- Do you reach out when you need help?
Cynthia Germanotta (Lady Gaga's mom and co-founder of the Born This Way Foundation) wrote an insightful article about her own experiences for The Mighty - specifically how she has struggled with the best way to approach the topic of mental health with her daughters. She also used feedback the Foundation gathered from young people and their parents/guardians to provide tips and suggestions for other parents to consider as you have conversations about mental health with your kids. Click here to read the article and learn more.
Thousands of Los Angelenos headed to the Ahmanson Theatre in October/November 2018 to see the Tony Award-winning musical, Dear Evan Hansen, featuring the same themes as our new youth mental health focus and the effects of screens/social media.
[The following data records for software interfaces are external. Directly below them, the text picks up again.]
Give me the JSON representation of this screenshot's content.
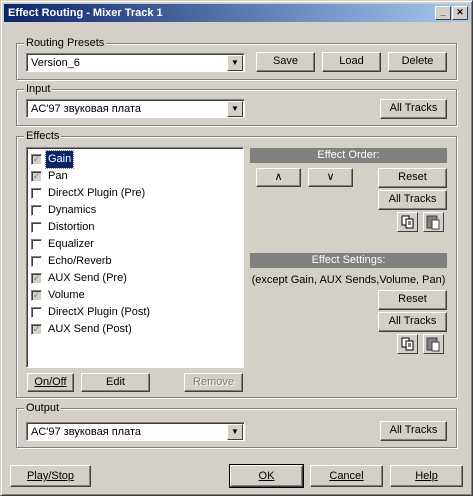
{
  "window": {
    "title": "Effect Routing - Mixer Track 1",
    "minimize_icon": "minimize-icon",
    "close_icon": "close-icon"
  },
  "routing_presets": {
    "label": "Routing Presets",
    "value": "Version_6",
    "save": "Save",
    "load": "Load",
    "delete": "Delete"
  },
  "input": {
    "label": "Input",
    "value": "AC'97 звуковая плата",
    "all_tracks": "All Tracks"
  },
  "effects": {
    "label": "Effects",
    "items": [
      {
        "label": "Gain",
        "checked": true,
        "locked": true,
        "selected": true
      },
      {
        "label": "Pan",
        "checked": true,
        "locked": true
      },
      {
        "label": "DirectX Plugin (Pre)",
        "checked": false
      },
      {
        "label": "Dynamics",
        "checked": false
      },
      {
        "label": "Distortion",
        "checked": false
      },
      {
        "label": "Equalizer",
        "checked": false
      },
      {
        "label": "Echo/Reverb",
        "checked": false
      },
      {
        "label": "AUX Send (Pre)",
        "checked": true,
        "locked": true
      },
      {
        "label": "Volume",
        "checked": true,
        "locked": true
      },
      {
        "label": "DirectX Plugin (Post)",
        "checked": false
      },
      {
        "label": "AUX Send (Post)",
        "checked": true,
        "locked": true
      }
    ],
    "on_off": "On/Off",
    "edit": "Edit",
    "remove": "Remove",
    "order": {
      "header": "Effect Order:",
      "up_icon": "arrow-up-icon",
      "down_icon": "arrow-down-icon",
      "reset": "Reset",
      "all_tracks": "All Tracks",
      "copy_icon": "copy-icon",
      "paste_icon": "paste-icon"
    },
    "settings": {
      "header": "Effect Settings:",
      "note": "(except Gain, AUX Sends,Volume, Pan)",
      "reset": "Reset",
      "all_tracks": "All Tracks",
      "copy_icon": "copy-icon",
      "paste_icon": "paste-icon"
    }
  },
  "output": {
    "label": "Output",
    "value": "AC'97 звуковая плата",
    "all_tracks": "All Tracks"
  },
  "footer": {
    "play_stop": "Play/Stop",
    "ok": "OK",
    "cancel": "Cancel",
    "help": "Help"
  }
}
We began to appreciate this musical and its message during our research, and we gathered more insights when we watched the "You Will Be Found" Mental Health Month Symposium in May 2018, including members of the Broadway production team and their nonprofit partners, when it was broadcast live on Facebook.
Producer Stacey Mindich's opening remarks reflected the types of stories we heard from our community members during the past year: "Those of us associated with the show have been approached by fans and friends alike, and have heard intimate, deep dark stories about suicides hidden in family histories and young children stymied by social anxiety or OCD. Teenagers with depression. Adults who simply can't connect." The show's cast has also received letters from the public, and highlights are included in this video shown during the symposium's broadcast, which also features Dr. Jean Twenge, whose research has been integral to our work.
We are grateful this show is exposing these issues in such a powerful way, and we are glad it is helping people feel more comfortable sharing their experiences. In fact, another short video aired during the broadcast asked, "how are you, really?" stressing the importance of really talking about our mental health with each other.
Many of the songs and lyrics directly touch on the feelings we've heard local parents and youth express, and further support the need for more dialogue, guidance and resources for families in our communities. If you haven't been to our main Youth Mental Health page recently, click here for updates on our new focus, including information about the updated Teen Program, Parent/Caregiver Education and Community-wide Education (found in the Current Progress/Timeline section).